And the rest of the Mariners helped out Felix Hernandez too, I guess. In the 3rd inning, Dustin Ackley hit a second-pitch double up the middle and was sent to third on a Brendan Ryan groundout. Brewers starter Wily Peralta threw a wild pitch here, and Ackley scored with room to spare. Then, in the 5th inning, Justin Smoak deposited a second-pitch Peralta Fastball in the right field bleachers for his 13th home run of the season. Peralta wouldn't get out of the inning without giving up singles to Brendan Ryan and Henry Blanco, but Blanco was caught at second trying to stretch his to a double and the inning was over.
Oh, yeah and it looks like the Mariners might have a new closer for the rest of the season. No--don't worry, I'll wait for you to finish yawning, casual non-Seattle baseball fan. His name is Danny Farquhar and here is an at bat from his 9th inning today:
Looks like somebody wants to be Mariano Rivera with a curveball. What? He was a former Yankee? Worked with Rivera? He's only in his mid-20's? Still bored. Excuse me? FIP? What's a FIP? I don't care if his is only 1.87. You say that's 5th best in all of baseball including starters?

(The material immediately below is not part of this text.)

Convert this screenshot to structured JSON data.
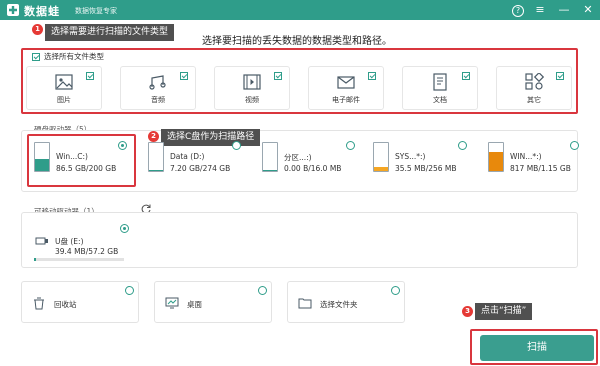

And he's third best in xFIP? Better than Craig Kimbrel and Matt Harvey? Haha. "FIP." Come back after you've faced real hitters in the clutch, buddy. This 96-78 MPH curveball thing you've got going here looks nice but I've got a Rangers game to catch.
So here we are, back talking about Felix Hernandez again. I mean, the guy is good, I guess, but hell-ooo...how about the Detroit man, riding 17 wins? Headed for the playoffs? Now that's a real pitcher. I don't see this "King" Felix making his starts in a real city like New York or Los Angeles. And signing a back-loaded 7 year contract to stay on a losing baseball team just because you "like the city" and "want to win" there? Pfft. Who is this guy?
And look at this (if it ever becomes available):
Yeah. I mean, neat, fancy defense. "Best defensive shortstop in baseball." Hasn't started since whenever and can still pull a play off like this without a second's hesitation. Brendan Ryan wouldn't even need to be doing this if Felix struck the guy out. So have your fun, folks. Whatever.
If the national baseball media has taught me anything, it's to be wary of games like this, coming from a team such as this. And you know what? It doesn't really matter--it's not real baseball and it probably doesn't even count in the record book like this afternoon's Tigers/Yankees game. Did you see that? Now that's real baseball. Or how about those Nationals? You know, the Cubs and Cardinals played yet another game in their decades-old rivalry. And did you hear about Adam Wainwright?
Yeah, I thought so. Have fun with your "Mariners," fans. I would say see you in a couple of years, but we all know that isn't going to happen.*
*on the off chance it does happen, please ignore this entire article and remember that I was there to tell you that Felix Hernandez is the best pitcher in baseball, and that Mariners GM Jack Zduriencik sure has built up a nice youth movement here. But most importantly, remember that I was right all along and knew exactly what was going to happen before it happened.